The only part of this skewering that’s debatable is Anderson’s dismissal of the Congress as a force in Indian politics. Anderson is persuaded that the dissolution of the Congress is the necessary preliminary to political renewal: “Congress had its place in the national liberation struggle. Gandhi, who had made it the mass force it became, called at Independence for its dissolution. He was right. Since then the party has been a steadily increasing calamity for the country. Its exit from the scene would be the best single gift Indian democracy could give itself. The BJP is, of course, a more dangerous force. But it is a real party, with cadres, a programme and a social base. It cannot be wished out of existence, because it represents a substantial political phenomenon, not the decaying fossil of one, and has to be fought as such.

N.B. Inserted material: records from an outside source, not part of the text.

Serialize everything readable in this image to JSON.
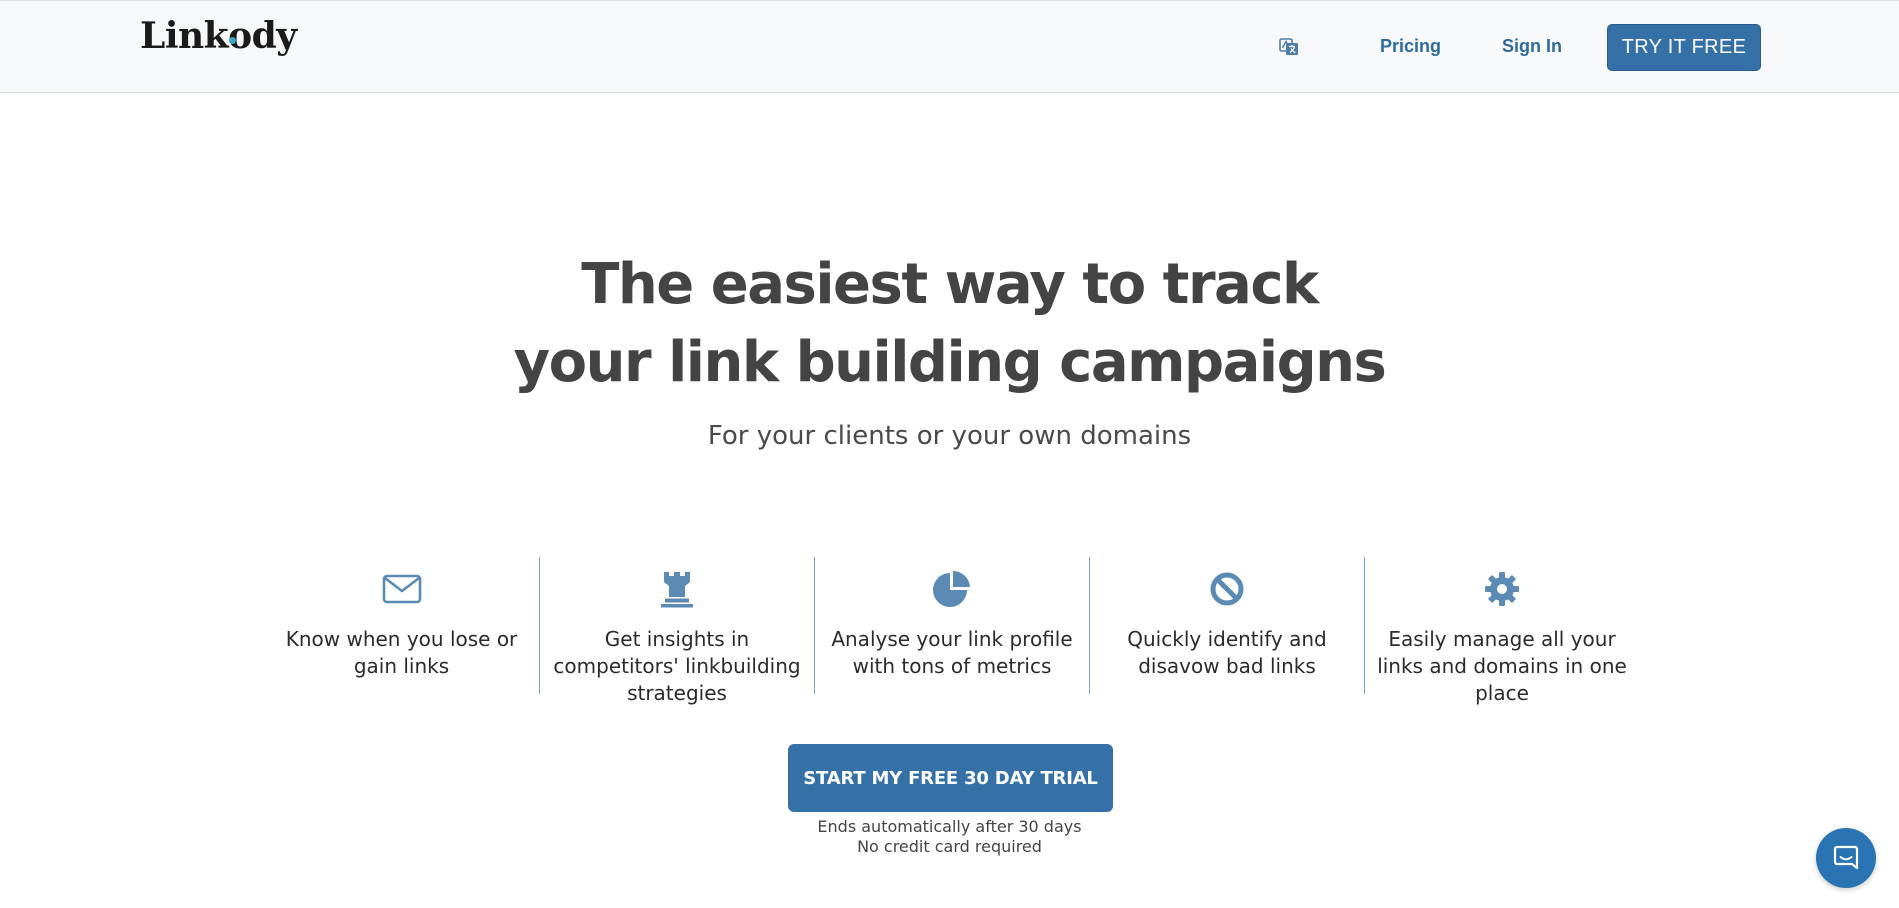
{
  "header": {
    "logo_text": "Linkody",
    "language_icon": "translate-icon",
    "nav": {
      "pricing_label": "Pricing",
      "signin_label": "Sign In",
      "try_label": "TRY IT FREE"
    }
  },
  "hero": {
    "line1_normal": "The easiest way to ",
    "line1_bold": "track",
    "line2_normal_a": "your ",
    "line2_bold": "link building",
    "line2_normal_b": " campaigns",
    "subtitle": "For your clients or your own domains"
  },
  "features": [
    {
      "icon": "envelope-icon",
      "text": "Know when you lose or gain links"
    },
    {
      "icon": "rook-icon",
      "text": "Get insights in competitors' linkbuilding strategies"
    },
    {
      "icon": "pie-chart-icon",
      "text": "Analyse your link profile with tons of metrics"
    },
    {
      "icon": "ban-icon",
      "text": "Quickly identify and disavow bad links"
    },
    {
      "icon": "gear-icon",
      "text": "Easily manage all your links and domains in one place"
    }
  ],
  "cta": {
    "button_label": "START MY FREE 30 DAY TRIAL",
    "note_line1": "Ends automatically after 30 days",
    "note_line2": "No credit card required"
  },
  "chat": {
    "icon": "chat-icon"
  },
  "colors": {
    "accent": "#3571a6",
    "nav_link": "#2f6b9b",
    "feature_icon": "#5b8ab5",
    "header_bg": "#f7f8fa"
  }
}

So long as Congress lingers on paralytically, that will not occur.”

But the Congress’s problem isn’t the absence of ideology; the Congress’s difficulty is that it hasn’t been able to say for decades now that it offers “…[a] career open to all talents, without distinctions of birth”. For the party, this has been politically crippling.

Till Indira Gandhi’s death, the Nehru-Gandhi dynast (whoever he or she happened to be) could at least claim that the dynasty served a political purpose: it lifted the political prospects of Congress candidates at election time. Indira Gandhi became, by virtue of long tenancy and victory in the war of 1971, a charismatic dynast; she won general elections for her party. Even — or especially — in death, she posthumously won the Congress an enormous majority in Parliament in 1984.

Since then, the Congress has been in secular decline and the dynasty’s reason for being has gradually disappeared. When a political party can’t offer powerful politicians the prospect of the top job because it is permanently reserved for the First Family, and the First Family can’t deliver seats at election time either because the incumbent dynast has had a charisma bypass or because he doesn’t know how to do democratic politics, dynastic politics has run its miserable course.

For the last 15 years politically ambitious Congressmen with regional bases have been abandoning the party for precisely this reason. Mamata Banerjee broke away to form the Trinamul Congress in 1998 and Sharad Pawar’s Nationalist Congress Party seceded from the Congress in 1999. We have seen this pattern repeat itself, most recently in Andhra Pradesh.

Why should a provincial satrap remain within the Congress? In a normal party the provincial strongman aspires to pan-Indian glory, perhaps the prospect of becoming the prime minister of the country. No Reddy or Pawar or Banerjee in the Congress can aspire to that. They have the wrong surname. The only other route to the top is the Manmohan Singh route, which requires a kind of self-abasement that doesn’t come easily to powerful politicians with a mass base. In an era of coalitions, a regional heavyweight has more political leverage outside the Congress as the leader of an independent party than he does as a provincial franchisee of the dynasty’s private limited company.

Anderson (and other doomsayers) are wrong to think that a Congress minus the Gandhi family would lose its reason for being. Indian politics is crammed with energetic, ambitious and ruthless political actors with Congress lineages. If, for the sake of argument, Rahul Gandhi were to be defeated in Amethi and a diminished, headless Congress were to go into Opposition, it’s very likely that this Congress rump would welcome back someone like Pawar or Banerjee as the returning prodigal. The Congress would go back to being led by politicians who actually enjoy mass politics instead of reluctant dauphins and dowagers (Rajiv, Sonia, Rahul) who entered politics holding their noses and still give the impression that they’d rather be elsewhere.

The Congress will do fine without them. It will learn in its time in the political wilderness how to be a campaigning party again; if the Aam Aadmi Party speed-reads its way into political adulthood in a year, the Congress should manage to wean itself off the dynasty and start walking on its own in five. But since Congressmen don’t have the nerve to pull off the palace coup that’s essential for the party’s revival, we must forlornly hope that the electors of Rae Bareli and Amethi do it for them.